hammer

Ransomware: There ought to be a law against that.

Well, in the US, there sort of is: the federal Computer Fraud and Abuse Act. But if you’re a state prosecutor, you need to use laws that aren’t perfectly designed for ransomware, because it didn’t exist when many of those laws were written.

Enter the California state legislature.

California’s often pioneered new US laws that spread nationwide – for example, on energy efficiency, pollution, and privacy. Now, as reported by the Los Angeles Times, some of its legislators want to do the same for ransomware.

Senate Bill 1137 would make it a felony to:

…knowingly introduce ransomware into any computer, computer system, or computer network… punishable by imprisonment in a county jail for two, three, or four years and a fine not exceeding $10,000.

In introducing S.B. 1137, State Senator Bob Hertzberg pointed to the ransomware infection that recently shut down communications at Hollywood Presbyterian Medical Center, as well as the attack against the LA County Department of Health Services a few weeks later.

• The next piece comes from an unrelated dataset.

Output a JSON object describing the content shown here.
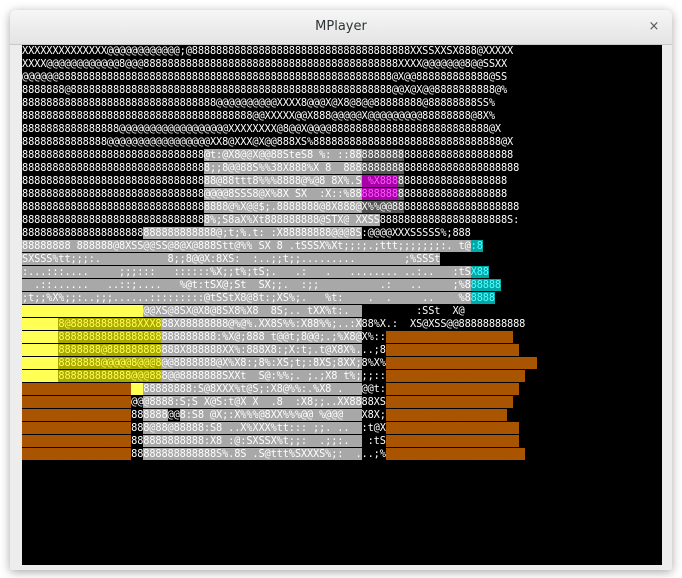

He also cited the Institute for Critical Infrastructure Technology’s claim that “2016 is the year ransomware will wreak havoc on America’s critical infrastructure.”

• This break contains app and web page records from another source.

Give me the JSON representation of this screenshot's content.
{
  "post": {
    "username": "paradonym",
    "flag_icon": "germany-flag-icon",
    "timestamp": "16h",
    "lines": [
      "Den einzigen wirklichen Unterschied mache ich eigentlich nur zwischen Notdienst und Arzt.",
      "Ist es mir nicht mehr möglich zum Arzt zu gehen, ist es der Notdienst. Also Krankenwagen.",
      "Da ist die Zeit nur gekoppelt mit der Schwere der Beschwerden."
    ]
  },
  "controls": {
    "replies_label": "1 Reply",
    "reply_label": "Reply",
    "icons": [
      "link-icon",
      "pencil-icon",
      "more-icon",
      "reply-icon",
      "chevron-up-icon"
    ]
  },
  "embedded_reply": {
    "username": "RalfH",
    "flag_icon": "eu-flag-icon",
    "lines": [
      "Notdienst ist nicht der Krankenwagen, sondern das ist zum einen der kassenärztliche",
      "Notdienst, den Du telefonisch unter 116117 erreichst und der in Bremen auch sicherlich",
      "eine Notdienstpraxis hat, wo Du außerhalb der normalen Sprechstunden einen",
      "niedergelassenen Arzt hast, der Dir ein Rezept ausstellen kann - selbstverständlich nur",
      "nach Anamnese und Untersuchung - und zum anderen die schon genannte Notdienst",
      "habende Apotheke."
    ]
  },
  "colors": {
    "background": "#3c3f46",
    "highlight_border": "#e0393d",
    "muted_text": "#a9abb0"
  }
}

If you’ve ever watched that legendary Schoolhouse Rock segment on how a bill becomes a law, you know it’s a long, long journey. Still, Herzberg’s bill sailed through the State Senate 38-0, then won unanimous approval from two State Assembly Committees. Plus, it’s got the backing of major Silicon Valley lobbying organization TechNet, representing heavy hitters like Microsoft, Cisco, Google, Oracle, Facebook, and Apple.

Next step: a vote by the full State Assembly. If they say yes before they go home for the year, S.B. 1137 goes to Gov. Jerry Brown’s desk for a signature. That’s no sure thing, because he’s occasionally vetoed legislation when he thinks prosecutors already have enough tools to make their case – precisely the claim made by the bill’s few opponents.

Supporters at the LA District Attorney’s office say they need this law to eliminate loopholes in California’s Comprehensive Computer Data Access and Fraud Act, and because state extortion statutes “may not properly cover the type of harm caused by ransomware.”

That’s because the extortion laws make it a crime to “obtain property… with the individual’s consent by a wrongful use of force or fear,” but ransomware attackers don’t threaten to harm your property: they’ve already done it, and want money to undo the harm. “The difference is slight,” admits the LA DA, “but extremely important in a criminal prosecution.”

You can check out the pros and cons yourself, by reading the same independent analysis that legislators get before they vote. You can also track the bill’s progress through Sacramento’s legislative labyrinth. (Assuming those systems haven’t been attacked by ransomware, as happened to Hertzberg’s own Senate office, right after his bill was approved by the State Senate.)

Of course, S.B. 1137 raises a bigger question – how’s California going to catch ransomware attackers, when they could be anywhere on earth, and it can’t catch them now? In the LA Times, computer crime prosecutor Don Hoffman admits that’s an issue.

But he argues that ransomware tools are becoming consumerized:

The level of skills… required to launch such a campaign will not be as high, and we certainly expect attacks to be coming from more countries and within the US.

In other words: it’s going to get worse. But those local script-kiddie slobs, he might just catch. And if he does, he’ll be darned if they skateboard away on some West Coast legal loophole.